▶ **WHAT IS BEING ASKED**
In the listing below, find each line with the string "User" and return it.

MATERIAL FOR THIS EXERCISE Block Start

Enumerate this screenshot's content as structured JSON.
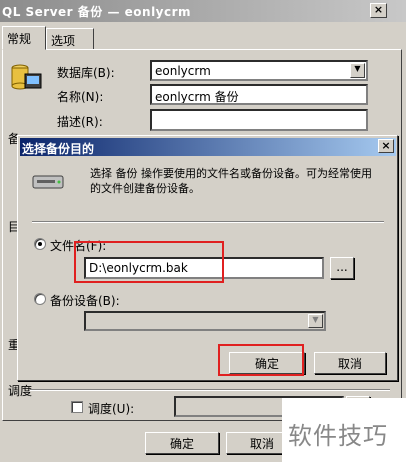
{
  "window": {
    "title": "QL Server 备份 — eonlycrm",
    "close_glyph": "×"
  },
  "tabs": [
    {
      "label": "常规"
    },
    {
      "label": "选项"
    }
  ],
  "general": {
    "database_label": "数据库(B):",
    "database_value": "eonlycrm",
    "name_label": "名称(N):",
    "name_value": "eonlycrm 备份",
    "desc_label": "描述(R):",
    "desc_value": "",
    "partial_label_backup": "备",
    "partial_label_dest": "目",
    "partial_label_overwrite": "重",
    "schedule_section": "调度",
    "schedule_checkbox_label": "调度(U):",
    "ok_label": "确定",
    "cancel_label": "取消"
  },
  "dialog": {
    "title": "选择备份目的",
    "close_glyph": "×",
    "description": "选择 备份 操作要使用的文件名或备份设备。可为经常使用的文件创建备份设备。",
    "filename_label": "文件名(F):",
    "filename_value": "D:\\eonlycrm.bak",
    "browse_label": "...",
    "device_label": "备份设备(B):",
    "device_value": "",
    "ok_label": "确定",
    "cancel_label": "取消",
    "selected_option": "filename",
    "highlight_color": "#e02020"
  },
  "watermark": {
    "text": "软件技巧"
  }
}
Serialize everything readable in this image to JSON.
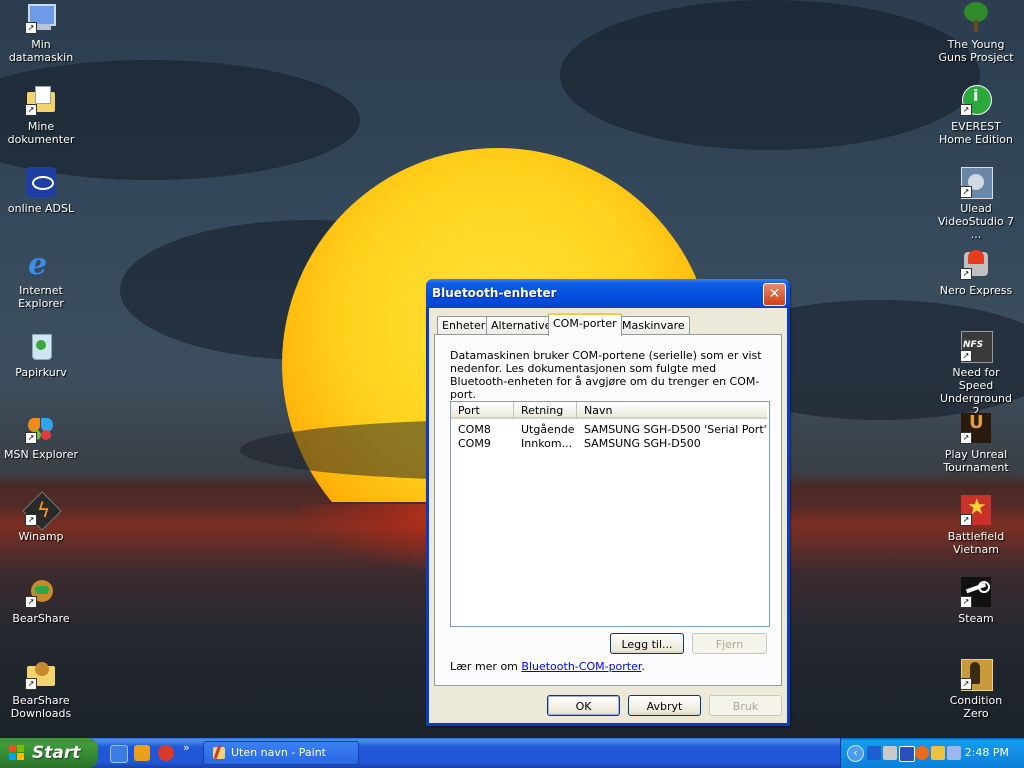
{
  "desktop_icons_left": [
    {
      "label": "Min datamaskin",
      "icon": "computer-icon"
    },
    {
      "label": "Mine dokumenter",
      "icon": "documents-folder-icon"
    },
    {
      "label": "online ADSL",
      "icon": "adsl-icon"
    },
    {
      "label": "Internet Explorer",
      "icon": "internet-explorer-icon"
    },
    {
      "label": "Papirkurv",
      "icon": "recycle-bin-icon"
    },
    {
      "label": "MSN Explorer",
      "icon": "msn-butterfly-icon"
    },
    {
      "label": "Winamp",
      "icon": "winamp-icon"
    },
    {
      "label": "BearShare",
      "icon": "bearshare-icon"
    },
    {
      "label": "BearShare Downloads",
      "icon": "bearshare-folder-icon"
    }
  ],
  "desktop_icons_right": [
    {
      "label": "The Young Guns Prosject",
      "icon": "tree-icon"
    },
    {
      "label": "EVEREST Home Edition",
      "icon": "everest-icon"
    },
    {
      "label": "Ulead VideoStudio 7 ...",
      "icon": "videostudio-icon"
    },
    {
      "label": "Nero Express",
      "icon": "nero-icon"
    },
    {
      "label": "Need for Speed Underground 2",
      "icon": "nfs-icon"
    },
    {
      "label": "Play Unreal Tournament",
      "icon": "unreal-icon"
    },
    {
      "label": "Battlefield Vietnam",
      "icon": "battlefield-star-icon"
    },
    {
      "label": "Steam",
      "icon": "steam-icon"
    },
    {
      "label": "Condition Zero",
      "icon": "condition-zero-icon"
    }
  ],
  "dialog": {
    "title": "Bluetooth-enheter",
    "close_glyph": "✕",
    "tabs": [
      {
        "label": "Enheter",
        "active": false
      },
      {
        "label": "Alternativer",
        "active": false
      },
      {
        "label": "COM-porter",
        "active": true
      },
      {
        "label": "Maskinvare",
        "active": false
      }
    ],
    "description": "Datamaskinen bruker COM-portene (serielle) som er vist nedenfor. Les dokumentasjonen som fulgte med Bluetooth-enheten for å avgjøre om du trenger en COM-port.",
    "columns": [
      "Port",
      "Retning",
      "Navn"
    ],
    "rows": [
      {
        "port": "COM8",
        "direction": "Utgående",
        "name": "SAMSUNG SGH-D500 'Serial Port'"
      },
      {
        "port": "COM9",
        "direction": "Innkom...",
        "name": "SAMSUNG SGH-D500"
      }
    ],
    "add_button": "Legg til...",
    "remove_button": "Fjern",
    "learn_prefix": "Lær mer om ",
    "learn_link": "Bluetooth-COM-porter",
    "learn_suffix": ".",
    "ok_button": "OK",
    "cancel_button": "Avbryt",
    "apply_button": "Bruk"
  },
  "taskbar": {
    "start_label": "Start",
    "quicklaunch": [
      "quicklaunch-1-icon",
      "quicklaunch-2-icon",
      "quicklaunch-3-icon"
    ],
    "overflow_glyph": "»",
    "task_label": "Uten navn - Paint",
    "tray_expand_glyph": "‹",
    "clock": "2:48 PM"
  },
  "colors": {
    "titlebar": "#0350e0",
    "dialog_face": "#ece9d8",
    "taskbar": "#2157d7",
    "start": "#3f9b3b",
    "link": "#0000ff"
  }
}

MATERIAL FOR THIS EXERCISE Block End
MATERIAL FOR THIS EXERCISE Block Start

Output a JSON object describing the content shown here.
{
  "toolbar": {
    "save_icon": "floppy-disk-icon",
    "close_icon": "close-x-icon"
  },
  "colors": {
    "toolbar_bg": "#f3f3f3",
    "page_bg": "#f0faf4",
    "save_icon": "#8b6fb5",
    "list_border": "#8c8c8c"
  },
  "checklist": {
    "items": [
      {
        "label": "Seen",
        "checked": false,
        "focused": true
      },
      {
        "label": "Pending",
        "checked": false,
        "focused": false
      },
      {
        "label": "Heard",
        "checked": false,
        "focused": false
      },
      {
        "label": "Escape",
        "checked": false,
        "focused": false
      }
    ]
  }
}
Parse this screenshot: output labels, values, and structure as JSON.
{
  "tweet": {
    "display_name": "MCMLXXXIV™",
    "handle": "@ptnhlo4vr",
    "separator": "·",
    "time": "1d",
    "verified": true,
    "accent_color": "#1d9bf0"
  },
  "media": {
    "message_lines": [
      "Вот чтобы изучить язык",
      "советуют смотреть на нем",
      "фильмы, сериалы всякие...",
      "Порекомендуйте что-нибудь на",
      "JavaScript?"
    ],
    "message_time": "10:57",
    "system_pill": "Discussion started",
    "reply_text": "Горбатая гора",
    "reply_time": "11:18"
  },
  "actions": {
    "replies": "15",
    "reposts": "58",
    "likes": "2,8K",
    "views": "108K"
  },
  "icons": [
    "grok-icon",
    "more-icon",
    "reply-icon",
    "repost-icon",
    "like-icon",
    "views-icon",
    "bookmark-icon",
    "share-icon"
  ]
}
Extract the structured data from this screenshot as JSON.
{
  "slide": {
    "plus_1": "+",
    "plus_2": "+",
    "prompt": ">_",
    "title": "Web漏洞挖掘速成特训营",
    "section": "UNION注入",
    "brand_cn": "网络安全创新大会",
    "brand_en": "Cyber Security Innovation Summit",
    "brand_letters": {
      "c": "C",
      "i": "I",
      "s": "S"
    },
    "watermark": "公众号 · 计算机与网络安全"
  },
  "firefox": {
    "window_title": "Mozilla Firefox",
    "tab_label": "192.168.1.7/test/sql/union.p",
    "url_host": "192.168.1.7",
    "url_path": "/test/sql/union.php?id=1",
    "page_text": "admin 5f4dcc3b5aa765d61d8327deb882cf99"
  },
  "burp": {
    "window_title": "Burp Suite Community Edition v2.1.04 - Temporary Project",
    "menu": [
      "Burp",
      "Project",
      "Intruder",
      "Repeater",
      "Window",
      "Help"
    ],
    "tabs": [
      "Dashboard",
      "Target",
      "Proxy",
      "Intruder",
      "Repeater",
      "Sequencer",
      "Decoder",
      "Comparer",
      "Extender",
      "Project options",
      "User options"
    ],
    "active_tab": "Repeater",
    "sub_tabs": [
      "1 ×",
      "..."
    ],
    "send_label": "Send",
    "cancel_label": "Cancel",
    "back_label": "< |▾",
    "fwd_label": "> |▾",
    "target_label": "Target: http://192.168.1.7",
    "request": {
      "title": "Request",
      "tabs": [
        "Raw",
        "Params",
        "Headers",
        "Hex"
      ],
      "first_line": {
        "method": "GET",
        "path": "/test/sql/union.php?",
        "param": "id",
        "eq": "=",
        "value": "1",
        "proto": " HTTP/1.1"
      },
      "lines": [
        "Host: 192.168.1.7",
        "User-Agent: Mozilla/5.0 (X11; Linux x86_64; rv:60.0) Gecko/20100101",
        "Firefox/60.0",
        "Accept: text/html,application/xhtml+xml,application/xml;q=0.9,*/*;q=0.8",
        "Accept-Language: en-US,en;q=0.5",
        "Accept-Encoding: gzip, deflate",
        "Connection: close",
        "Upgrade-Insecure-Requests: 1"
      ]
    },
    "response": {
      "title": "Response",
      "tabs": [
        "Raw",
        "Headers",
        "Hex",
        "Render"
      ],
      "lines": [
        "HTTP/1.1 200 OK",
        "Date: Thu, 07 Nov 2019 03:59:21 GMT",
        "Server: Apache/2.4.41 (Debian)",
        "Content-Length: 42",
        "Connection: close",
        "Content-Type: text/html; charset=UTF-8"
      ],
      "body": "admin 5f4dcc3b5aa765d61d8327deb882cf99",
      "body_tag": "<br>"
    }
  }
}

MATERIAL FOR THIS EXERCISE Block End

▶ **WRITTEN REPLY**
      "User options"
        "User-Agent: Mozilla/5.0 (X11; Linux x86_64; rv:60.0) Gecko/20100101",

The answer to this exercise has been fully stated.